We realized time was running out and we had a family debate about which extra stop to make; we walked through Nashville’s ‘saloon district’ briefly, felt the party vibe, and then headed back to the Music Hall of Fame where we began, for the tour (described above) in their final operating hours of the day.

Finally, back at the RV park in the evening, I swam with the kids and watched huge clouds billowing above. A solo singer-songwriter played from a spot near the pool, in accordance with Nashville’s country music status. It’s a music city. Next time, I want to see a show at the Grand Ole Opry.

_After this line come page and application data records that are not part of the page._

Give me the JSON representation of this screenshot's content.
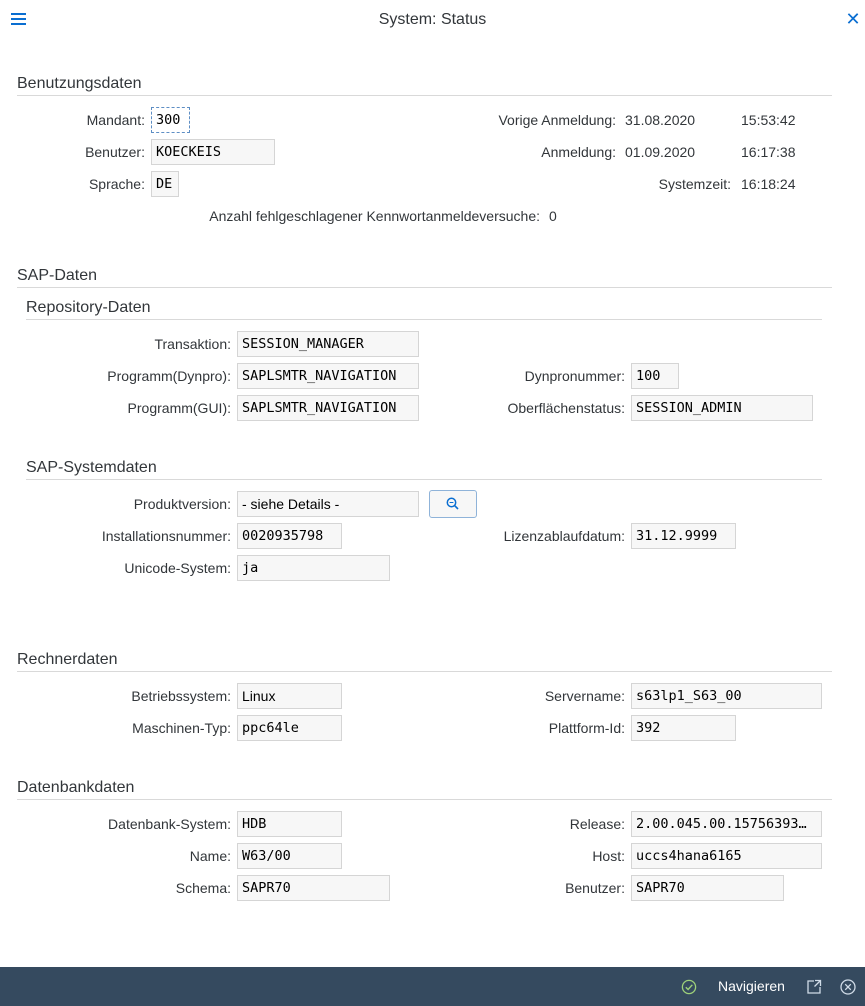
{
  "header": {
    "title": "System: Status",
    "menu_icon": "hamburger-menu-icon",
    "close_icon": "close-icon"
  },
  "usage": {
    "title": "Benutzungsdaten",
    "client_label": "Mandant:",
    "client_value": "300",
    "user_label": "Benutzer:",
    "user_value": "KOECKEIS",
    "language_label": "Sprache:",
    "language_value": "DE",
    "failed_logons_label": "Anzahl fehlgeschlagener Kennwortanmeldeversuche:",
    "failed_logons_value": "0",
    "prev_logon_label": "Vorige Anmeldung:",
    "prev_logon_date": "31.08.2020",
    "prev_logon_time": "15:53:42",
    "logon_label": "Anmeldung:",
    "logon_date": "01.09.2020",
    "logon_time": "16:17:38",
    "systime_label": "Systemzeit:",
    "systime_value": "16:18:24"
  },
  "sap": {
    "title": "SAP-Daten",
    "repository": {
      "title": "Repository-Daten",
      "transaction_label": "Transaktion:",
      "transaction_value": "SESSION_MANAGER",
      "program_dynpro_label": "Programm(Dynpro):",
      "program_dynpro_value": "SAPLSMTR_NAVIGATION",
      "program_gui_label": "Programm(GUI):",
      "program_gui_value": "SAPLSMTR_NAVIGATION",
      "dynpro_no_label": "Dynpronummer:",
      "dynpro_no_value": "100",
      "gui_status_label": "Oberflächenstatus:",
      "gui_status_value": "SESSION_ADMIN"
    },
    "system": {
      "title": "SAP-Systemdaten",
      "product_label": "Produktversion:",
      "product_value": "- siehe Details -",
      "details_icon": "magnifier-icon",
      "install_label": "Installationsnummer:",
      "install_value": "0020935798",
      "license_label": "Lizenzablaufdatum:",
      "license_value": "31.12.9999",
      "unicode_label": "Unicode-System:",
      "unicode_value": "ja"
    }
  },
  "host": {
    "title": "Rechnerdaten",
    "os_label": "Betriebssystem:",
    "os_value": "Linux",
    "machine_label": "Maschinen-Typ:",
    "machine_value": "ppc64le",
    "server_label": "Servername:",
    "server_value": "s63lp1_S63_00",
    "platform_label": "Plattform-Id:",
    "platform_value": "392"
  },
  "db": {
    "title": "Datenbankdaten",
    "system_label": "Datenbank-System:",
    "system_value": "HDB",
    "name_label": "Name:",
    "name_value": "W63/00",
    "schema_label": "Schema:",
    "schema_value": "SAPR70",
    "release_label": "Release:",
    "release_value": "2.00.045.00.15756393…",
    "host_label": "Host:",
    "host_value": "uccs4hana6165",
    "user_label": "Benutzer:",
    "user_value": "SAPR70"
  },
  "footer": {
    "navigate_label": "Navigieren",
    "check_icon": "check-circle-icon",
    "export_icon": "share-icon",
    "cancel_icon": "cancel-circle-icon"
  }
}
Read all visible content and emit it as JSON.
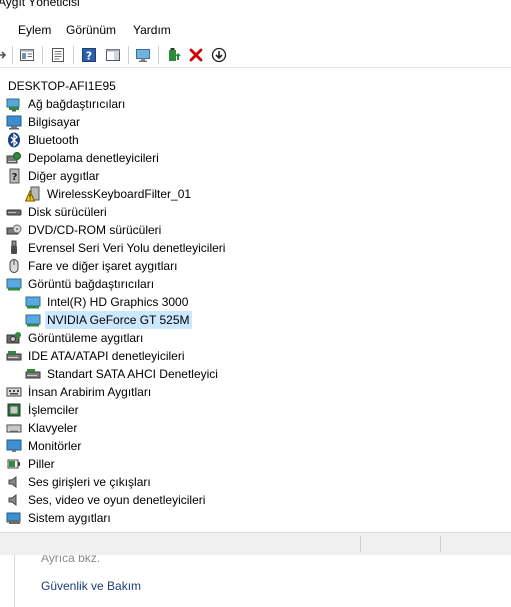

Jonathan Long serves
up drinks instead of his old hits
along music row

publishing houses
hang banners of their success
for all to admire

Johnny Cash staring
over the Nashville skyline
not Jonathan Long

cheerful trolly guide
celebrating Minnie Pearl
and her hospitals

Gazebo luncheon
Belmont University
respite from the heat

Nashville trolley tour
driving through construction zones
of 8 new hotels

squalid London flat
unwashed plates of Keith and Mick
piled in the sink

Keith Richards’ journal
thoughts from 1963:
the brink of success

artwork for the band
flamboyant and outrageous,
designed to provoke

after 50 years
if people are still screaming
you’ve got a good riff

for every pop star
there are a thousand buskers
playing bars at noon

‘moving to tampa’
she says, with a wistful look
at our license plates

not enough music
at the music museum
instruments quiet

Santana’s drum kit
and Ringo’s funny shirt
repose in silence

grumpy kids in car
forced to interact
after video feed drops

solo/group kukai
jonathan machen